There are many ways to divide the hacker community into groups. Tubes vs transistors. Emacs vs VI, microcontroller vs discrete component designers. However, one of the more fundamental divisions in the community is how you organize your parts. We’ve seen giant warehouses with carefully organized bins and cabinets full of components, and we’ve seen storage crates with tangles of wires and bits of electron-bending components scattered among the wires.
If you are in the former camp, you’d probably enjoy partsbox.io (see image, right). If you are in the latter group, you probably need to check it out even more than the other people. The idea is simple: an online place to keep an inventory of your electronic parts. The implementation is not as simple, though. The web application will work on a mobile device or just about anywhere. You can view your components by type, by location (the shoe box under the bed vs the parts bin in the closet), or by a project’s bill of materials. You can use “known” parts or create private parts for things no one else has (for example, your custom PC boards, or those 3D printed brackets you made to hold a microswitch). If you add data for a component you can make it available to other users.
We can hear two objections. First, of course, is that the government or your rival hackerspace, or some other evil entity will be able to get your data once it is on the cloud. Perhaps. We aren’t that worried about the inventory of our junk box landing in the wrong hands. If you have the more legitimate worry that the service might go away and take your data with it, you can export the entire database (in JSON format) any time you like to keep a backup.
The other objection is that you can use a spreadsheet for the same purpose. You could even use Google Sheets if you wanted it on the cloud for some reason. That’s true, but you won’t get the same level of functionality. For example, when you enter a common part number, the database knows details about the part and will add tags automatically for you. In many cases, the database will automatically add datasheet links.
The bill of materials (BOM) is especially interesting since you can answer the question: do I have enough parts on hand to build this? You can also remove all the parts for a project from inventory in one operation. We were disappointed to see, however, there didn’t seem to be an easy way to share a project bill of materials with someone else. While you can export a selected group of components to a CSV file (for a spreadsheet), there was no comparable option we could find for BOMs.
It looks like there are plans to create a commercial version, although it appears the plan is to keep the hobby version free. We could see the appeal to a multiuser version for hackerspaces, for example.
Of course, the real challenge is to get started with something like this when you have decades worth of junk accumulated. If you are just starting out, it is easier to start and stay organized than it is to get organized later.
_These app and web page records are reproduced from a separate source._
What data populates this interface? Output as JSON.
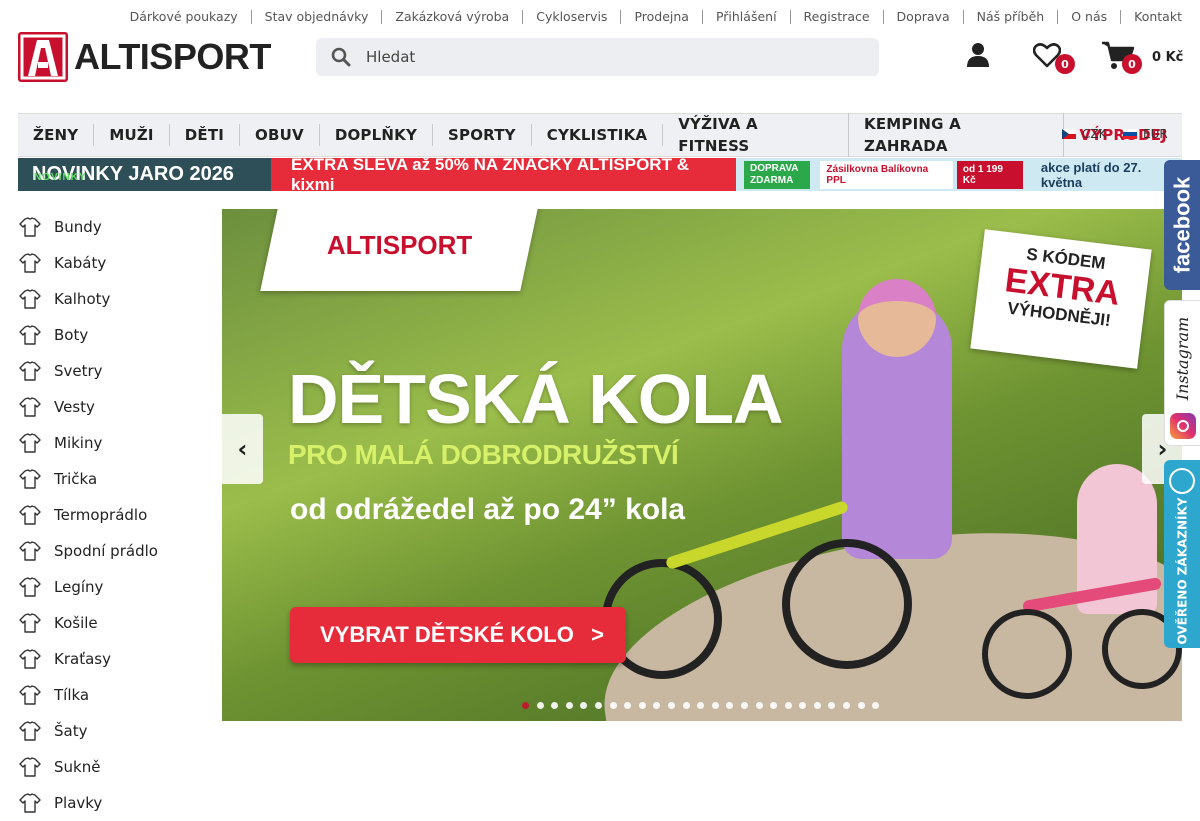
{
  "top_links": [
    "Dárkové poukazy",
    "Stav objednávky",
    "Zakázková výroba",
    "Cykloservis",
    "Prodejna",
    "Přihlášení",
    "Registrace",
    "Doprava",
    "Náš příběh",
    "O nás",
    "Kontakt"
  ],
  "logo": {
    "text": "ALTISPORT"
  },
  "search": {
    "placeholder": "Hledat"
  },
  "header": {
    "wishlist_count": "0",
    "cart_count": "0",
    "cart_total": "0 Kč"
  },
  "nav": {
    "items": [
      "ŽENY",
      "MUŽI",
      "DĚTI",
      "OBUV",
      "DOPLŇKY",
      "SPORTY",
      "CYKLISTIKA",
      "VÝŽIVA A FITNESS",
      "KEMPING A ZAHRADA"
    ],
    "sale": "VÝPRODEJ"
  },
  "currency": {
    "czk": "CZK",
    "eur": "EUR"
  },
  "promo": {
    "novinky_overlay": "NOVINKY",
    "novinky": "NOVINKY JARO 2026",
    "extra": "EXTRA SLEVA až 50% NA ZNAČKY ALTISPORT & kixmi",
    "doprava": "DOPRAVA ZDARMA",
    "carriers": "Zásilkovna Balíkovna PPL",
    "threshold": "od 1 199 Kč",
    "valid": "akce platí do 27. května"
  },
  "categories": [
    "Bundy",
    "Kabáty",
    "Kalhoty",
    "Boty",
    "Svetry",
    "Vesty",
    "Mikiny",
    "Trička",
    "Termoprádlo",
    "Spodní prádlo",
    "Legíny",
    "Košile",
    "Kraťasy",
    "Tílka",
    "Šaty",
    "Sukně",
    "Plavky"
  ],
  "banner": {
    "logo": "ALTISPORT",
    "headline": "DĚTSKÁ KOLA",
    "subheadline": "PRO MALÁ DOBRODRUŽSTVÍ",
    "tagline": "od odrážedel až po 24” kola",
    "cta": "VYBRAT DĚTSKÉ KOLO",
    "cta_arrow": ">",
    "sticker_top": "S KÓDEM",
    "sticker_main": "EXTRA",
    "sticker_bottom": "VÝHODNĚJI!",
    "slide_count": 25,
    "active_slide": 0
  },
  "social": {
    "facebook": "facebook",
    "instagram": "Instagram",
    "verified": "OVĚŘENO ZÁKAZNÍKY"
  },
  "colors": {
    "brand_red": "#c8102e",
    "promo_red": "#e62b3a",
    "facebook": "#3b5b98",
    "verified": "#2ea7cf"
  }
}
This reminded us of ecDB, which we’ve talked about before. You might also check out PartKeepr if you want to host your own. Maybe [Brian] can use one of these to keep track of his infamous boxes that will be stolen.